The space, run by The Major Food Group (Carbone, Santina), will now have two separate names for the two discrete restaurants inside: The Grill, which refers to the venue’s South room, and The Pool, which refers to the North room with its historic body of water.
Murphy, commenting through a spokesperson, provided the following statement to Eater via email:
I am pleased to report that we were able to resolve our dispute with Major Food Group concerning the use of our trademarked name. While we certainly wish it did not require a filing of a court action to obtain this result, we have reached an agreement and an understanding of the importance of our name to our business. In particular, Major Food Group agreed they will no longer use any term that is or sounds similar to our registered trademark name “Landmarc” and we are very satisfied with this acknowledgment by them. I opened the first Landmarc restaurant in Tribeca over 13 years ago, my second location in the Time Warner Center 10 years ago, and have always relied upon the friendship and camaraderie of my fellow restaurateurs to do the right thing. We are eager to put this matter behind us and continue to serve our guests and this amazing city.
Major Food Group’s Jeff Zalaznick responded with his own email statement after this article was published on Monday. Here’s what he had to say:
We are very happy to resolve this confusion. The Landmark Rooms was a way to describe the space and was never intended as a restaurant name. Once we were made aware of the issue we moved swiftly to resolve it. Going forward we will refer to each restaurant by its individual name, THE GRILL, and THE POOL. They are two different restaurants, with two different spaces and two different concepts. The landmark history of our new restaurants is very important to us, but at the end of the day the spaces truly speak for themselves.
In the original complaint, Murphy’s attorneys argued that “when pronounced, the words Landmark and Landmarc are phonetically identical, and, thus, legally identical for trademark likelihood of confusion purposes.” The similar names could also cause confusions among those making phone reservations, the complaint stated.

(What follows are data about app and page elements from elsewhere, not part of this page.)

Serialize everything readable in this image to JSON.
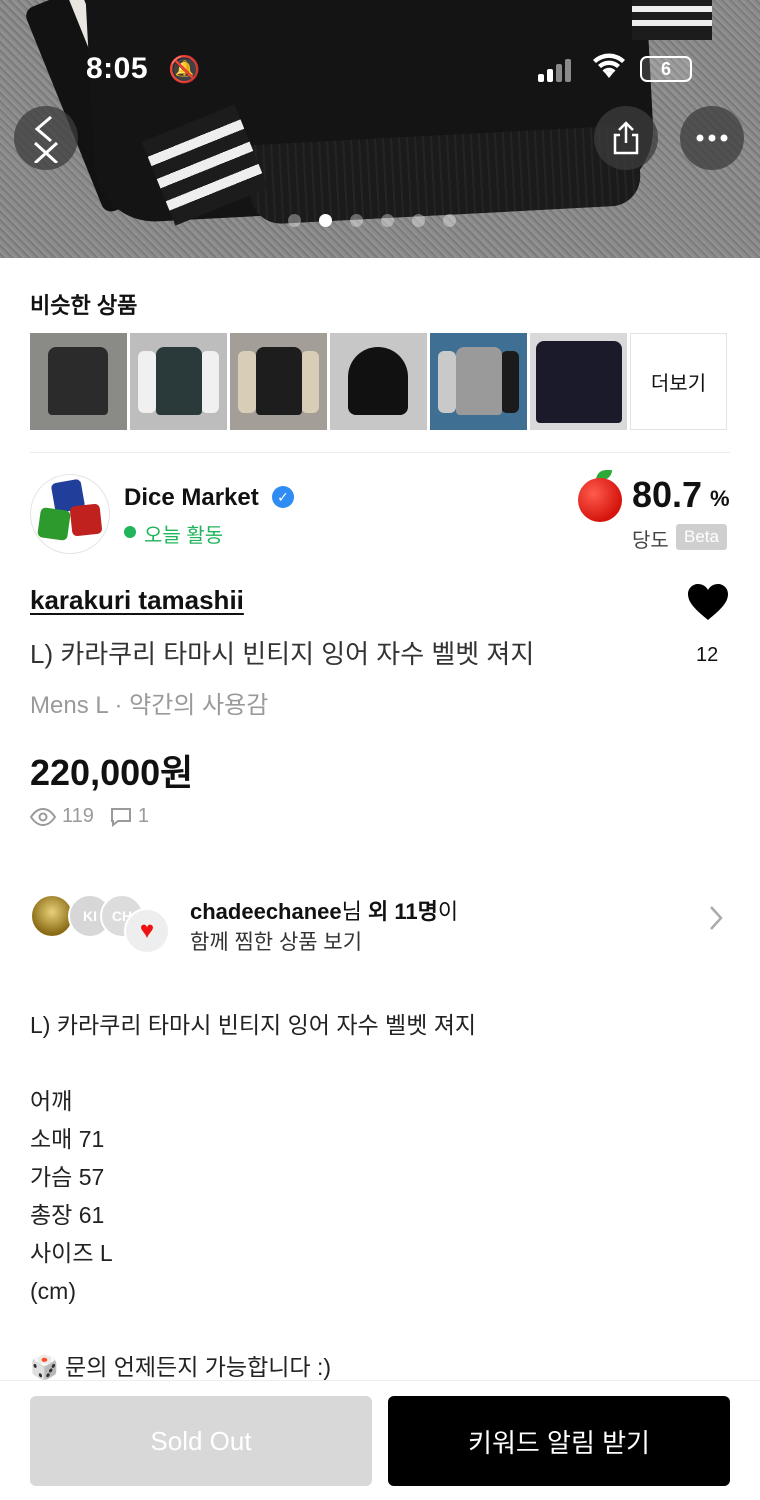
{
  "status_bar": {
    "time": "8:05",
    "battery": "6"
  },
  "hero": {
    "page_count": 6,
    "active_index": 1
  },
  "similar": {
    "title": "비슷한 상품",
    "more_label": "더보기"
  },
  "seller": {
    "name": "Dice Market",
    "activity": "오늘 활동",
    "score": "80.7",
    "score_unit": "%",
    "score_label": "당도",
    "beta_label": "Beta"
  },
  "product": {
    "brand": "karakuri tamashii",
    "title": "L) 카라쿠리 타마시 빈티지 잉어 자수 벨벳 져지",
    "meta": "Mens L · 약간의 사용감",
    "price": "220,000원",
    "likes": "12",
    "views": "119",
    "comments": "1"
  },
  "likers": {
    "first_user": "chadeechanee",
    "suffix_nim": "님 ",
    "others": "외 11명",
    "suffix_i": "이",
    "subtitle": "함께 찜한 상품 보기",
    "avatar_initials": [
      "KI",
      "CH"
    ]
  },
  "description": {
    "lines": [
      "L) 카라쿠리 타마시 빈티지 잉어 자수 벨벳 져지",
      "",
      "어깨",
      "소매 71",
      "가슴 57",
      "총장 61",
      "사이즈 L",
      "(cm)",
      "",
      "🎲 문의 언제든지 가능합니다 :)"
    ]
  },
  "bottom": {
    "sold_label": "Sold Out",
    "alert_label": "키워드 알림 받기"
  },
  "colors": {
    "active_green": "#20b55a",
    "verified_blue": "#2f8cf3",
    "cta_black": "#000000",
    "sold_gray": "#d8d8d8"
  }
}
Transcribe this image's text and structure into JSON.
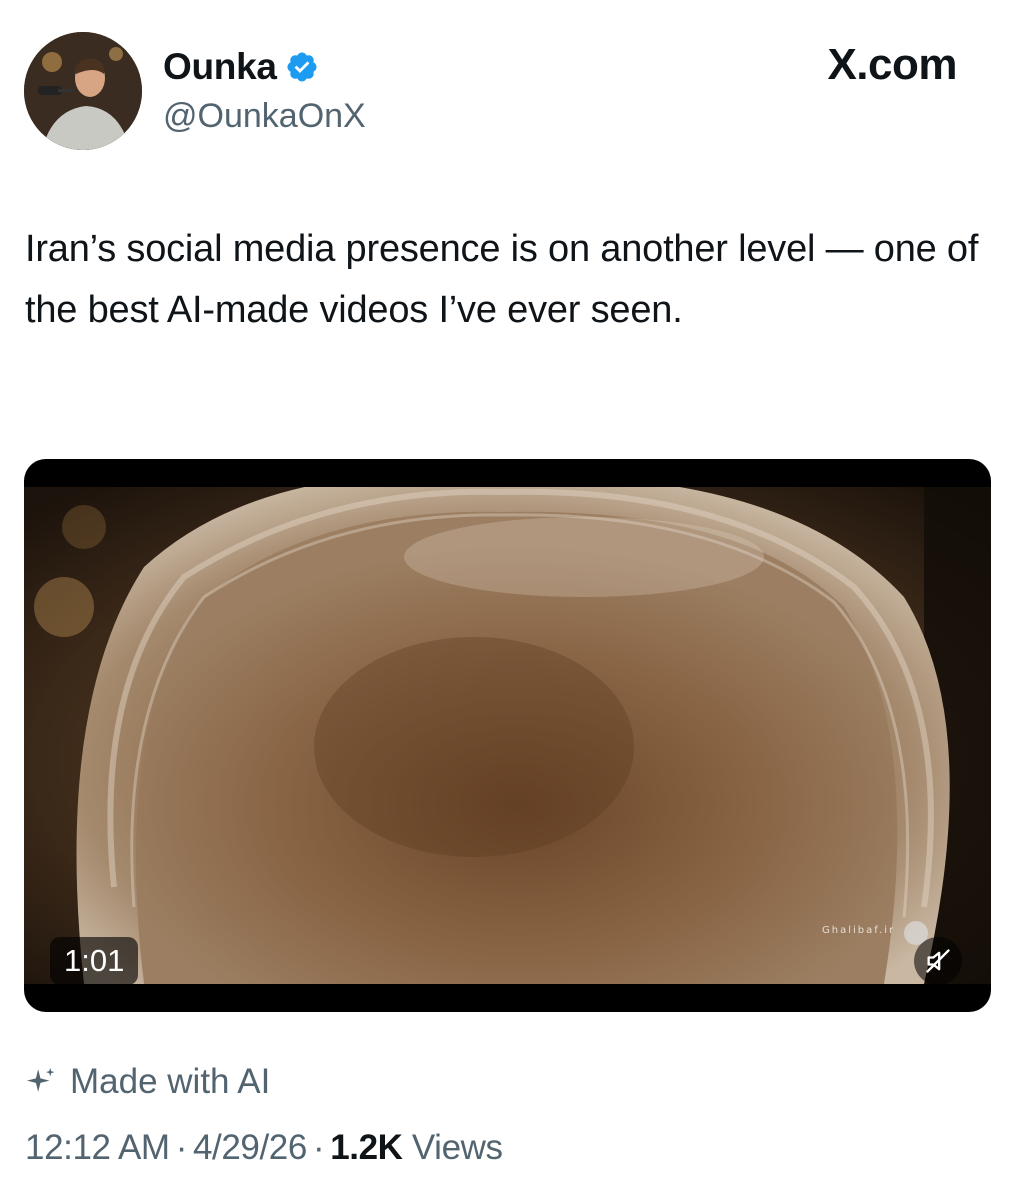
{
  "author": {
    "display_name": "Ounka",
    "handle": "@OunkaOnX",
    "verified": true,
    "verified_badge_color": "#1d9bf0"
  },
  "brand": {
    "site": "X.com"
  },
  "tweet": {
    "text": "Iran’s social media presence is on another level — one of the best AI-made videos I’ve ever seen."
  },
  "media": {
    "duration": "1:01",
    "muted": true,
    "watermark": "Ghalibaf.ir"
  },
  "ai_label": {
    "text": "Made with AI"
  },
  "meta": {
    "time": "12:12 AM",
    "separator": "·",
    "date": "4/29/26",
    "views_count": "1.2K",
    "views_label": "Views"
  },
  "colors": {
    "text_primary": "#0f1419",
    "text_secondary": "#536471"
  }
}
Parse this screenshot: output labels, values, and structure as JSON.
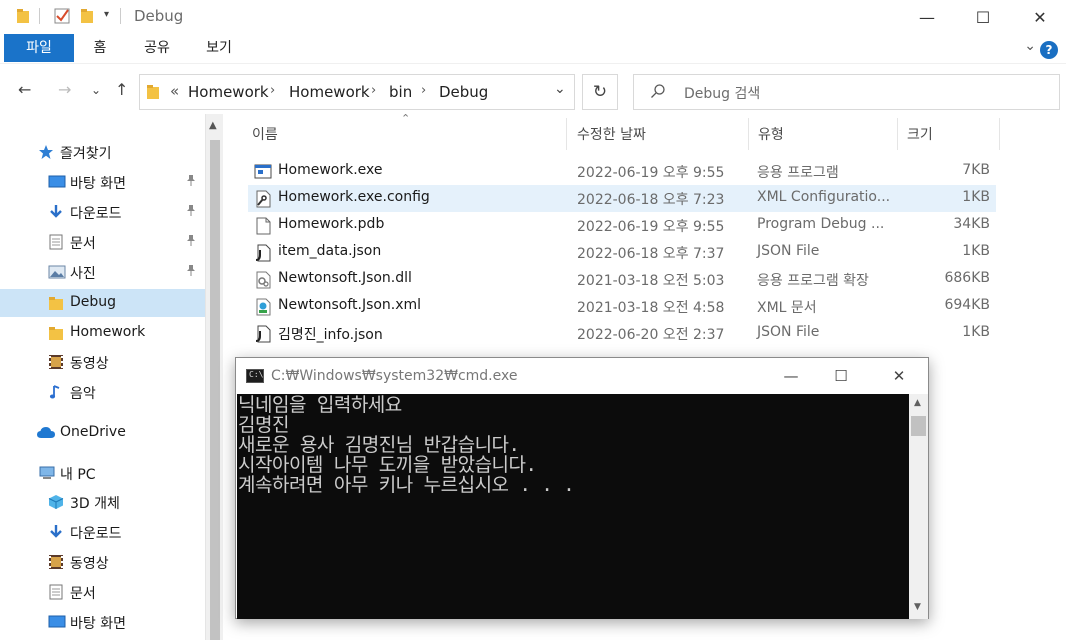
{
  "window": {
    "title": "Debug",
    "controls": {
      "minimize": "—",
      "maximize": "☐",
      "close": "✕"
    }
  },
  "ribbon": {
    "tabs": [
      "파일",
      "홈",
      "공유",
      "보기"
    ],
    "help": "?"
  },
  "address": {
    "prefix": "«",
    "crumbs": [
      "Homework",
      "Homework",
      "bin",
      "Debug"
    ]
  },
  "search": {
    "placeholder": "Debug 검색"
  },
  "sidebar": {
    "items": [
      {
        "label": "즐겨찾기",
        "icon": "star-icon"
      },
      {
        "label": "바탕 화면",
        "icon": "desktop-icon",
        "pinned": true
      },
      {
        "label": "다운로드",
        "icon": "download-icon",
        "pinned": true
      },
      {
        "label": "문서",
        "icon": "document-icon",
        "pinned": true
      },
      {
        "label": "사진",
        "icon": "pictures-icon",
        "pinned": true
      },
      {
        "label": "Debug",
        "icon": "folder-icon",
        "selected": true
      },
      {
        "label": "Homework",
        "icon": "folder-icon"
      },
      {
        "label": "동영상",
        "icon": "video-icon"
      },
      {
        "label": "음악",
        "icon": "music-icon"
      },
      {
        "label": "OneDrive",
        "icon": "cloud-icon"
      },
      {
        "label": "내 PC",
        "icon": "pc-icon"
      },
      {
        "label": "3D 개체",
        "icon": "cube-icon"
      },
      {
        "label": "다운로드",
        "icon": "download-icon"
      },
      {
        "label": "동영상",
        "icon": "video-icon"
      },
      {
        "label": "문서",
        "icon": "document-icon"
      },
      {
        "label": "바탕 화면",
        "icon": "desktop-icon"
      }
    ]
  },
  "columns": {
    "name": "이름",
    "date": "수정한 날짜",
    "type": "유형",
    "size": "크기"
  },
  "files": [
    {
      "name": "Homework.exe",
      "date": "2022-06-19 오후 9:55",
      "type": "응용 프로그램",
      "size": "7KB",
      "icon": "exe-icon"
    },
    {
      "name": "Homework.exe.config",
      "date": "2022-06-18 오후 7:23",
      "type": "XML Configuratio...",
      "size": "1KB",
      "icon": "config-file-icon",
      "selected": true
    },
    {
      "name": "Homework.pdb",
      "date": "2022-06-19 오후 9:55",
      "type": "Program Debug ...",
      "size": "34KB",
      "icon": "file-icon"
    },
    {
      "name": "item_data.json",
      "date": "2022-06-18 오후 7:37",
      "type": "JSON File",
      "size": "1KB",
      "icon": "json-file-icon"
    },
    {
      "name": "Newtonsoft.Json.dll",
      "date": "2021-03-18 오전 5:03",
      "type": "응용 프로그램 확장",
      "size": "686KB",
      "icon": "dll-icon"
    },
    {
      "name": "Newtonsoft.Json.xml",
      "date": "2021-03-18 오전 4:58",
      "type": "XML 문서",
      "size": "694KB",
      "icon": "xml-file-icon"
    },
    {
      "name": "김명진_info.json",
      "date": "2022-06-20 오전 2:37",
      "type": "JSON File",
      "size": "1KB",
      "icon": "json-file-icon"
    }
  ],
  "cmd": {
    "title": "C:₩Windows₩system32₩cmd.exe",
    "lines": [
      "닉네임을 입력하세요",
      "김명진",
      "새로운 용사 김명진님 반갑습니다.",
      "시작아이템 나무 도끼을 받았습니다.",
      "계속하려면 아무 키나 누르십시오 . . ."
    ]
  }
}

Plaintiffs argued that both venues would be “marketed to the same type of customers, seeking high-quality fine dining in New York City.” Similar-sounding names aside, the two concepts are quite different.
Murphy’s Landmarcs, a play on the chef’s name, are relatively affordable French-Italian bistros known for its bone marrow and selection of reasonably marked-up wines.
The Grill is expected to make its debut as an expensive retro steakhouse in late-April or early May. The Pool — a Japanese-inspired seafood restaurant — will open at a later date.
A single cocktail at that steakhouse will cost $18, which is more expensive than an entire bowl of French onion soup at Landmarc.
Murphy has used the Landmarc name since 2004. His Anvil restaurant group also runs seafood shack Ditch Plains and Kingside. The Major Food Group operate high-end spots like Carbone, ZZ’s Clam Bar, and Dirty French, as well as Parm, a chain of casual Italian-American diners.
Initial news of the settlement was first reported by Law360 [subscription].